*WHAT TO DO*:
Word for word, restate every line of the listing that follows.

*INPUT*:
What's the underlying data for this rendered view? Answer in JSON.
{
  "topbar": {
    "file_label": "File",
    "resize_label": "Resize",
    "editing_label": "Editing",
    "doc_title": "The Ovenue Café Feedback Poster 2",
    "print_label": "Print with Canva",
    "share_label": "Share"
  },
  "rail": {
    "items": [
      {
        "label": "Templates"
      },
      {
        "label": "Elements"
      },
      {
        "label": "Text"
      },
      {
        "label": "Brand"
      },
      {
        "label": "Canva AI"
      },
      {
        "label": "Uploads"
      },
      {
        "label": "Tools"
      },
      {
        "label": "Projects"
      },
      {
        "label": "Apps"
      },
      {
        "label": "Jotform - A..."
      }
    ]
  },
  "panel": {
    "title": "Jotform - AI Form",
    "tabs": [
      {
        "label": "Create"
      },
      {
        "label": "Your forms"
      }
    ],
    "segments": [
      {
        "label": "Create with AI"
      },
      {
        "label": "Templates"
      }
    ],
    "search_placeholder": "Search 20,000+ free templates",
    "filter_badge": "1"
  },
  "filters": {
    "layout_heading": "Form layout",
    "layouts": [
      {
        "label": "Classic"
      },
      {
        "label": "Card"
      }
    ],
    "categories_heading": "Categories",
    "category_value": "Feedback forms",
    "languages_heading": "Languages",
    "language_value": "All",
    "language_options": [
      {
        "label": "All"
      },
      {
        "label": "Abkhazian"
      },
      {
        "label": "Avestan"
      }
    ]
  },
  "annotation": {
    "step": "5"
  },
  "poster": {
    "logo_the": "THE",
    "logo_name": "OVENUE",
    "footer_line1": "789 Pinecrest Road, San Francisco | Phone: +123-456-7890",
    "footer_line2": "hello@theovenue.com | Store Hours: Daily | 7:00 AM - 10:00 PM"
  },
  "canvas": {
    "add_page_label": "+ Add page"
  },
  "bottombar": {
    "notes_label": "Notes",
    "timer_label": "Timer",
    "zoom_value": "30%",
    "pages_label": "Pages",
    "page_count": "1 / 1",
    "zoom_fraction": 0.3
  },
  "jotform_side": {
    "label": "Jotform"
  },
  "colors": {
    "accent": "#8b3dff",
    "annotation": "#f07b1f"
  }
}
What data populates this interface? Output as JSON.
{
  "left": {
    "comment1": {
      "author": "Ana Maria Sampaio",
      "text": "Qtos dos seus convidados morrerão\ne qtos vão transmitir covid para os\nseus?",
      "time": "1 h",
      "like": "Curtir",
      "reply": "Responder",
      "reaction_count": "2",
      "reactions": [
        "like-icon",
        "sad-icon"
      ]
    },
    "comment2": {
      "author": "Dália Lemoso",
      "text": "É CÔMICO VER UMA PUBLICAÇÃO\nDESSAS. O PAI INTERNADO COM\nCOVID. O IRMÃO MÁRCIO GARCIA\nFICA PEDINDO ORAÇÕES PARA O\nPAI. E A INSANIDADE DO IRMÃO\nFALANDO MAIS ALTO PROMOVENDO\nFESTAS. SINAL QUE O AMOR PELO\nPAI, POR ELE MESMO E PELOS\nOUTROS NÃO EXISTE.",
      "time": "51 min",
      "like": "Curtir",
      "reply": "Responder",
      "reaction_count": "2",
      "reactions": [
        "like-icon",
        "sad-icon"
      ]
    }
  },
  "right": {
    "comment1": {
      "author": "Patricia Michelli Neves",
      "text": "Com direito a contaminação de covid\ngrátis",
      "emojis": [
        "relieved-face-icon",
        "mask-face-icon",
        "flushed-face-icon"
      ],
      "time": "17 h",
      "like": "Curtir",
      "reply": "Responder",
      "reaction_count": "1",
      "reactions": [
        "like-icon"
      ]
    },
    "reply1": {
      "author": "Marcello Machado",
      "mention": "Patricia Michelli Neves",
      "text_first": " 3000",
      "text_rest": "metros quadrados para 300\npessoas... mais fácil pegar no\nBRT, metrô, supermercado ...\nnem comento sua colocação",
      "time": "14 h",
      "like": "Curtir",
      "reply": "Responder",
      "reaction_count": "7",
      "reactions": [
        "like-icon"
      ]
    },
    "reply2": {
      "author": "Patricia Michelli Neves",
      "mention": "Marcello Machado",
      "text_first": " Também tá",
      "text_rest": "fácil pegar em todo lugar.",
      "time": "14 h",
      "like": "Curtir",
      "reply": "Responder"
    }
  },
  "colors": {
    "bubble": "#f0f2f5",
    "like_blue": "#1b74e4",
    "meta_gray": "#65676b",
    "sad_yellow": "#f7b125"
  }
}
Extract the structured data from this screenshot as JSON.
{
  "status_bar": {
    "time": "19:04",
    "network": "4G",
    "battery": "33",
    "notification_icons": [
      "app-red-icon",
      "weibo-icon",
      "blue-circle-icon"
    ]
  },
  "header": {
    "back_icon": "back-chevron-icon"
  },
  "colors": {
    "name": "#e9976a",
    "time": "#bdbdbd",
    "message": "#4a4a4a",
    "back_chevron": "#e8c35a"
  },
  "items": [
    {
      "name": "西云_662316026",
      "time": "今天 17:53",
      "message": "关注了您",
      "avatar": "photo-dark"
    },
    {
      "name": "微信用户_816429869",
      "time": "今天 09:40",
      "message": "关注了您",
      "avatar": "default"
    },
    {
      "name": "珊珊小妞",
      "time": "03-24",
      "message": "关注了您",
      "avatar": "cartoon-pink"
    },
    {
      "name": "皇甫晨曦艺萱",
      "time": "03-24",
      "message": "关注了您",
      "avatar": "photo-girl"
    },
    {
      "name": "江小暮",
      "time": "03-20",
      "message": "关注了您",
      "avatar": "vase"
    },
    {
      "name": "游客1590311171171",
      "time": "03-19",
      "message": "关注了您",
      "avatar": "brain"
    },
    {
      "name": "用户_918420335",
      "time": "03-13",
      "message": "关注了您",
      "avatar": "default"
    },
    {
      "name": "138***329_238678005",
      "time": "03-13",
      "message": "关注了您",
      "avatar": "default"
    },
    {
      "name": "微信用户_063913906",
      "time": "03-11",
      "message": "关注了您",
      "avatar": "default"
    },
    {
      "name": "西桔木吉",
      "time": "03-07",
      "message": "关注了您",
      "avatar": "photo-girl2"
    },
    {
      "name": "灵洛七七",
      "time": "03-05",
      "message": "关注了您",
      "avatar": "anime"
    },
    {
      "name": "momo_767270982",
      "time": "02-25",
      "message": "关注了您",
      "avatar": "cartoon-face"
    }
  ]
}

*WRITTEN SOLUTION*:
What's the underlying data for this rendered view? Answer in JSON.
{
  "topbar": {
    "file_label": "File",
    "resize_label": "Resize",
    "editing_label": "Editing",
    "doc_title": "The Ovenue Café Feedback Poster 2",
    "print_label": "Print with Canva",
    "share_label": "Share"
  },
  "rail": {
    "items": [
      {
        "label": "Templates"
      },
      {
        "label": "Elements"
      },
      {
        "label": "Text"
      },
      {
        "label": "Brand"
      },
      {
        "label": "Canva AI"
      },
      {
        "label": "Uploads"
      },
      {
        "label": "Tools"
      },
      {
        "label": "Projects"
      },
      {
        "label": "Apps"
      },
      {
        "label": "Jotform - A..."
      }
    ]
  },
  "panel": {
    "title": "Jotform - AI Form",
    "tabs": [
      {
        "label": "Create"
      },
      {
        "label": "Your forms"
      }
    ],
    "segments": [
      {
        "label": "Create with AI"
      },
      {
        "label": "Templates"
      }
    ],
    "search_placeholder": "Search 20,000+ free templates",
    "filter_badge": "1"
  },
  "filters": {
    "layout_heading": "Form layout",
    "layouts": [
      {
        "label": "Classic"
      },
      {
        "label": "Card"
      }
    ],
    "categories_heading": "Categories",
    "category_value": "Feedback forms",
    "languages_heading": "Languages",
    "language_value": "All",
    "language_options": [
      {
        "label": "All"
      },
      {
        "label": "Abkhazian"
      },
      {
        "label": "Avestan"
      }
    ]
  },
  "annotation": {
    "step": "5"
  },
  "poster": {
    "logo_the": "THE",
    "logo_name": "OVENUE",
    "footer_line1": "789 Pinecrest Road, San Francisco | Phone: +123-456-7890",
    "footer_line2": "hello@theovenue.com | Store Hours: Daily | 7:00 AM - 10:00 PM"
  },
  "canvas": {
    "add_page_label": "+ Add page"
  },
  "bottombar": {
    "notes_label": "Notes",
    "timer_label": "Timer",
    "zoom_value": "30%",
    "pages_label": "Pages",
    "page_count": "1 / 1",
    "zoom_fraction": 0.3
  },
  "jotform_side": {
    "label": "Jotform"
  },
  "colors": {
    "accent": "#8b3dff",
    "annotation": "#f07b1f"
  }
}
What data populates this interface? Output as JSON.
{
  "left": {
    "comment1": {
      "author": "Ana Maria Sampaio",
      "text": "Qtos dos seus convidados morrerão\ne qtos vão transmitir covid para os\nseus?",
      "time": "1 h",
      "like": "Curtir",
      "reply": "Responder",
      "reaction_count": "2",
      "reactions": [
        "like-icon",
        "sad-icon"
      ]
    },
    "comment2": {
      "author": "Dália Lemoso",
      "text": "É CÔMICO VER UMA PUBLICAÇÃO\nDESSAS. O PAI INTERNADO COM\nCOVID. O IRMÃO MÁRCIO GARCIA\nFICA PEDINDO ORAÇÕES PARA O\nPAI. E A INSANIDADE DO IRMÃO\nFALANDO MAIS ALTO PROMOVENDO\nFESTAS. SINAL QUE O AMOR PELO\nPAI, POR ELE MESMO E PELOS\nOUTROS NÃO EXISTE.",
      "time": "51 min",
      "like": "Curtir",
      "reply": "Responder",
      "reaction_count": "2",
      "reactions": [
        "like-icon",
        "sad-icon"
      ]
    }
  },
  "right": {
    "comment1": {
      "author": "Patricia Michelli Neves",
      "text": "Com direito a contaminação de covid\ngrátis",
      "emojis": [
        "relieved-face-icon",
        "mask-face-icon",
        "flushed-face-icon"
      ],
      "time": "17 h",
      "like": "Curtir",
      "reply": "Responder",
      "reaction_count": "1",
      "reactions": [
        "like-icon"
      ]
    },
    "reply1": {
      "author": "Marcello Machado",
      "mention": "Patricia Michelli Neves",
      "text_first": " 3000",
      "text_rest": "metros quadrados para 300\npessoas... mais fácil pegar no\nBRT, metrô, supermercado ...\nnem comento sua colocação",
      "time": "14 h",
      "like": "Curtir",
      "reply": "Responder",
      "reaction_count": "7",
      "reactions": [
        "like-icon"
      ]
    },
    "reply2": {
      "author": "Patricia Michelli Neves",
      "mention": "Marcello Machado",
      "text_first": " Também tá",
      "text_rest": "fácil pegar em todo lugar.",
      "time": "14 h",
      "like": "Curtir",
      "reply": "Responder"
    }
  },
  "colors": {
    "bubble": "#f0f2f5",
    "like_blue": "#1b74e4",
    "meta_gray": "#65676b",
    "sad_yellow": "#f7b125"
  }
}
Extract the structured data from this screenshot as JSON.
{
  "status_bar": {
    "time": "19:04",
    "network": "4G",
    "battery": "33",
    "notification_icons": [
      "app-red-icon",
      "weibo-icon",
      "blue-circle-icon"
    ]
  },
  "header": {
    "back_icon": "back-chevron-icon"
  },
  "colors": {
    "name": "#e9976a",
    "time": "#bdbdbd",
    "message": "#4a4a4a",
    "back_chevron": "#e8c35a"
  },
  "items": [
    {
      "name": "西云_662316026",
      "time": "今天 17:53",
      "message": "关注了您",
      "avatar": "photo-dark"
    },
    {
      "name": "微信用户_816429869",
      "time": "今天 09:40",
      "message": "关注了您",
      "avatar": "default"
    },
    {
      "name": "珊珊小妞",
      "time": "03-24",
      "message": "关注了您",
      "avatar": "cartoon-pink"
    },
    {
      "name": "皇甫晨曦艺萱",
      "time": "03-24",
      "message": "关注了您",
      "avatar": "photo-girl"
    },
    {
      "name": "江小暮",
      "time": "03-20",
      "message": "关注了您",
      "avatar": "vase"
    },
    {
      "name": "游客1590311171171",
      "time": "03-19",
      "message": "关注了您",
      "avatar": "brain"
    },
    {
      "name": "用户_918420335",
      "time": "03-13",
      "message": "关注了您",
      "avatar": "default"
    },
    {
      "name": "138***329_238678005",
      "time": "03-13",
      "message": "关注了您",
      "avatar": "default"
    },
    {
      "name": "微信用户_063913906",
      "time": "03-11",
      "message": "关注了您",
      "avatar": "default"
    },
    {
      "name": "西桔木吉",
      "time": "03-07",
      "message": "关注了您",
      "avatar": "photo-girl2"
    },
    {
      "name": "灵洛七七",
      "time": "03-05",
      "message": "关注了您",
      "avatar": "anime"
    },
    {
      "name": "momo_767270982",
      "time": "02-25",
      "message": "关注了您",
      "avatar": "cartoon-face"
    }
  ]
}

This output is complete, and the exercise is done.